#### PROVIDED DATA
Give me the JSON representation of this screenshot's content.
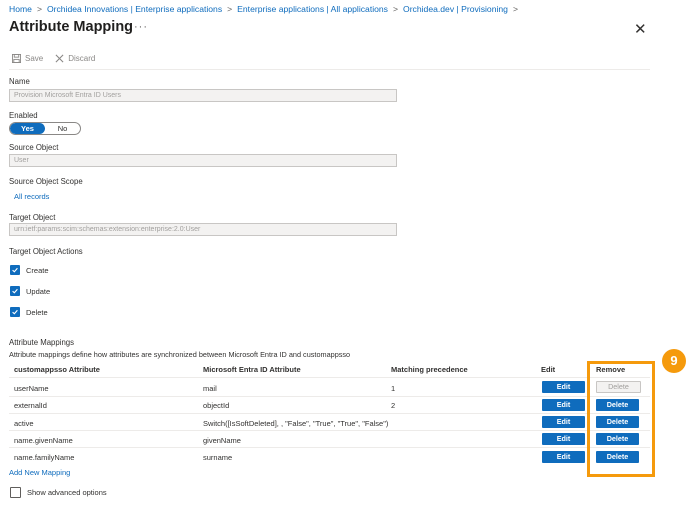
{
  "breadcrumb": [
    "Home",
    "Orchidea Innovations | Enterprise applications",
    "Enterprise applications | All applications",
    "Orchidea.dev | Provisioning"
  ],
  "title": "Attribute Mapping",
  "toolbar": {
    "save_label": "Save",
    "discard_label": "Discard"
  },
  "form": {
    "name_label": "Name",
    "name_value": "Provision Microsoft Entra ID Users",
    "enabled_label": "Enabled",
    "yes_label": "Yes",
    "no_label": "No",
    "source_object_label": "Source Object",
    "source_object_value": "User",
    "source_scope_label": "Source Object Scope",
    "source_scope_link": "All records",
    "target_object_label": "Target Object",
    "target_object_value": "urn:ietf:params:scim:schemas:extension:enterprise:2.0:User",
    "target_actions_label": "Target Object Actions",
    "actions": [
      "Create",
      "Update",
      "Delete"
    ]
  },
  "mappings": {
    "heading": "Attribute Mappings",
    "description": "Attribute mappings define how attributes are synchronized between Microsoft Entra ID and customappsso",
    "columns": [
      "customappsso Attribute",
      "Microsoft Entra ID Attribute",
      "Matching precedence",
      "Edit",
      "Remove"
    ],
    "rows": [
      {
        "target": "userName",
        "source": "mail",
        "precedence": "1"
      },
      {
        "target": "externalId",
        "source": "objectId",
        "precedence": "2"
      },
      {
        "target": "active",
        "source": "Switch([IsSoftDeleted], , \"False\", \"True\", \"True\", \"False\")",
        "precedence": ""
      },
      {
        "target": "name.givenName",
        "source": "givenName",
        "precedence": ""
      },
      {
        "target": "name.familyName",
        "source": "surname",
        "precedence": ""
      }
    ],
    "edit_label": "Edit",
    "delete_label": "Delete",
    "add_link": "Add New Mapping",
    "advanced_label": "Show advanced options"
  },
  "annotation": {
    "badge_number": "9",
    "color": "#f59a0c"
  },
  "colors": {
    "accent": "#0f6cbd"
  }
}
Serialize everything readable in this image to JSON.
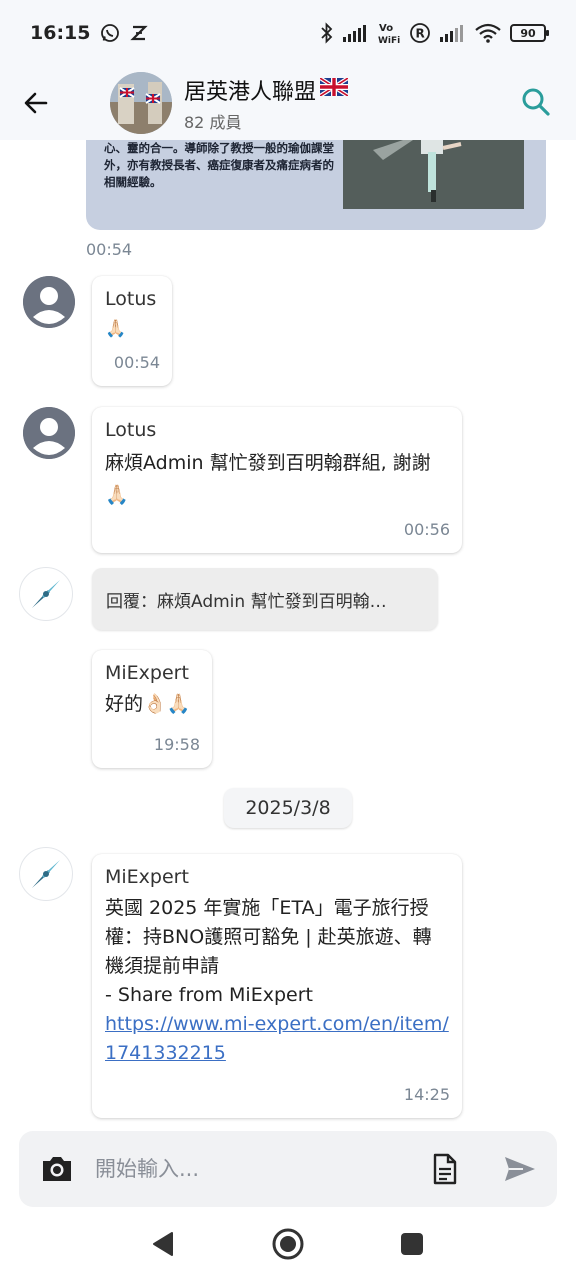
{
  "status_bar": {
    "time": "16:15",
    "icons": [
      "whatsapp-icon",
      "z-app-icon",
      "bluetooth-icon",
      "signal-icon",
      "vowifi-icon",
      "r-icon",
      "signal-icon",
      "wifi-icon"
    ],
    "battery": "90"
  },
  "header": {
    "title": "居英港人聯盟",
    "flag": "🇬🇧",
    "subtitle": "82 成員"
  },
  "image_message": {
    "caption": "來強身健體，預防及治療病痛，並達致身、心、靈的合一。導師除了教授一般的瑜伽課堂外，亦有教授長者、癌症復康者及痛症病者的相關經驗。",
    "time": "00:54"
  },
  "messages": [
    {
      "sender": "Lotus",
      "text": "🙏🏻",
      "time": "00:54"
    },
    {
      "sender": "Lotus",
      "text": "麻煩Admin 幫忙發到百明翰群組, 謝謝🙏🏻",
      "time": "00:56"
    }
  ],
  "reply": {
    "text": "回覆：麻煩Admin 幫忙發到百明翰…"
  },
  "reply_message": {
    "sender": "MiExpert",
    "text": "好的👌🏻🙏🏻",
    "time": "19:58"
  },
  "date_divider": "2025/3/8",
  "share_message": {
    "sender": "MiExpert",
    "text": "英國 2025 年實施「ETA」電子旅行授權：持BNO護照可豁免 | 赴英旅遊、轉機須提前申請",
    "share_line": "- Share from MiExpert",
    "link": "https://www.mi-expert.com/en/item/1741332215",
    "time": "14:25"
  },
  "composer": {
    "placeholder": "開始輸入..."
  },
  "colors": {
    "accent": "#2a9d9b",
    "header_bg": "#f6f8fb",
    "link": "#3b6fc4"
  }
}
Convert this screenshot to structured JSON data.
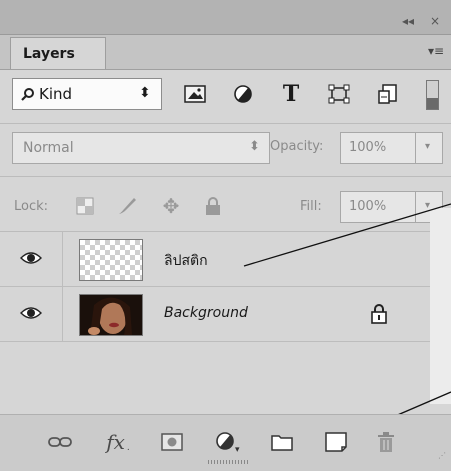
{
  "panel": {
    "tab_label": "Layers",
    "collapse_glyph": "◂◂",
    "close_glyph": "×",
    "menu_glyph": "▾≡"
  },
  "filter": {
    "kind_label": "Kind",
    "kind_arrows": "⬍",
    "icons": [
      "image-filter-icon",
      "adjustment-filter-icon",
      "type-filter-icon",
      "shape-filter-icon",
      "smart-object-filter-icon",
      "filter-toggle-icon"
    ]
  },
  "blend": {
    "mode": "Normal",
    "opacity_label": "Opacity:",
    "opacity_value": "100%"
  },
  "lock": {
    "label": "Lock:",
    "fill_label": "Fill:",
    "fill_value": "100%"
  },
  "layers": [
    {
      "name": "ลิปสติก",
      "italic": false,
      "locked": false,
      "thumb": "transparent"
    },
    {
      "name": "Background",
      "italic": true,
      "locked": true,
      "thumb": "photo"
    }
  ],
  "bottom_icons": [
    "link-layers-icon",
    "fx-icon",
    "mask-icon",
    "adjustment-layer-icon",
    "group-folder-icon",
    "new-layer-icon",
    "delete-icon"
  ]
}
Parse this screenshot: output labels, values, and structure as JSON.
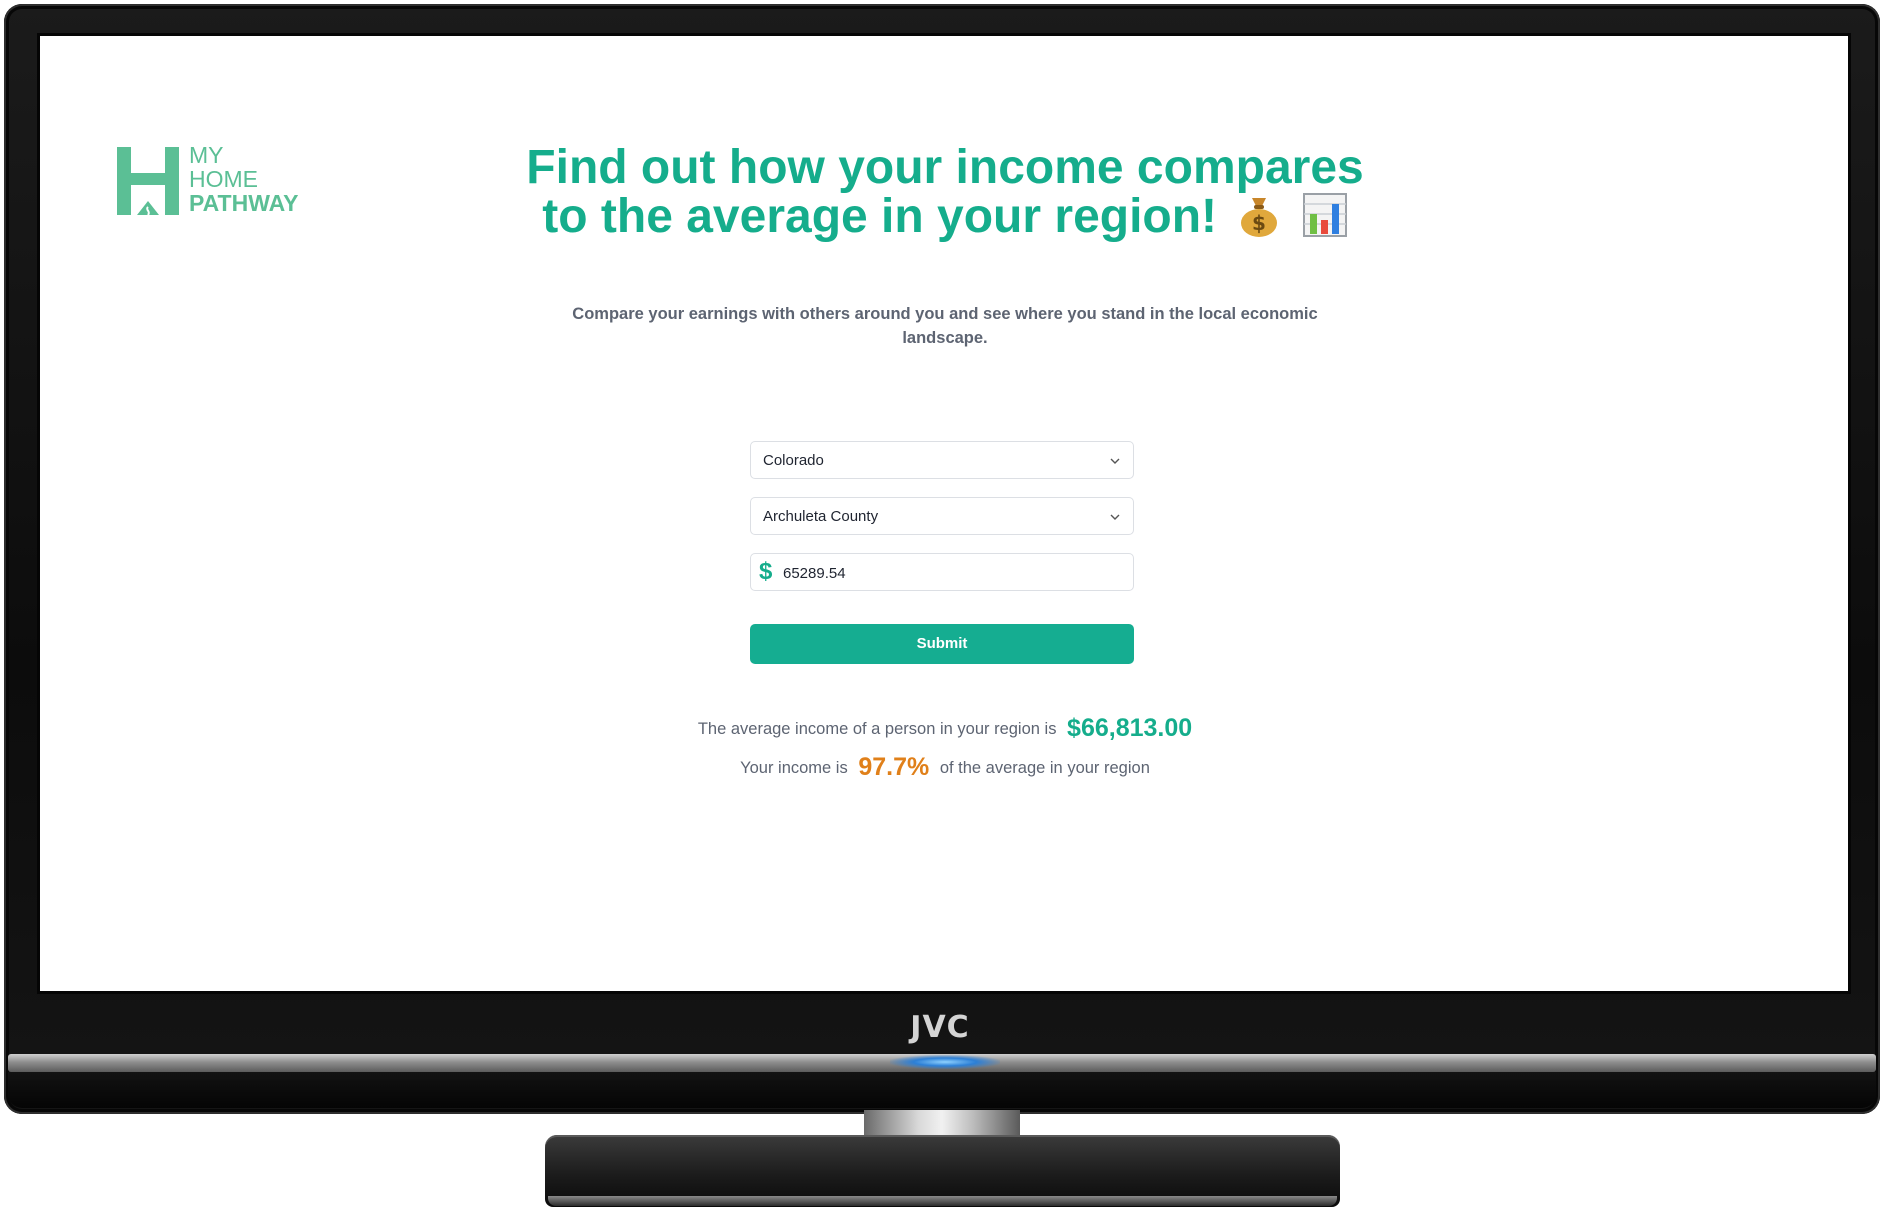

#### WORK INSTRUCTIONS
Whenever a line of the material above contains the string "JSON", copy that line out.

#### EXPECTED ANSWER
Give me the JSON representation of this screenshot's content.
Serialize everything readable in this image to JSON.
Convert this screenshot to structured JSON data.
Parse this screenshot: output labels, values, and structure as JSON.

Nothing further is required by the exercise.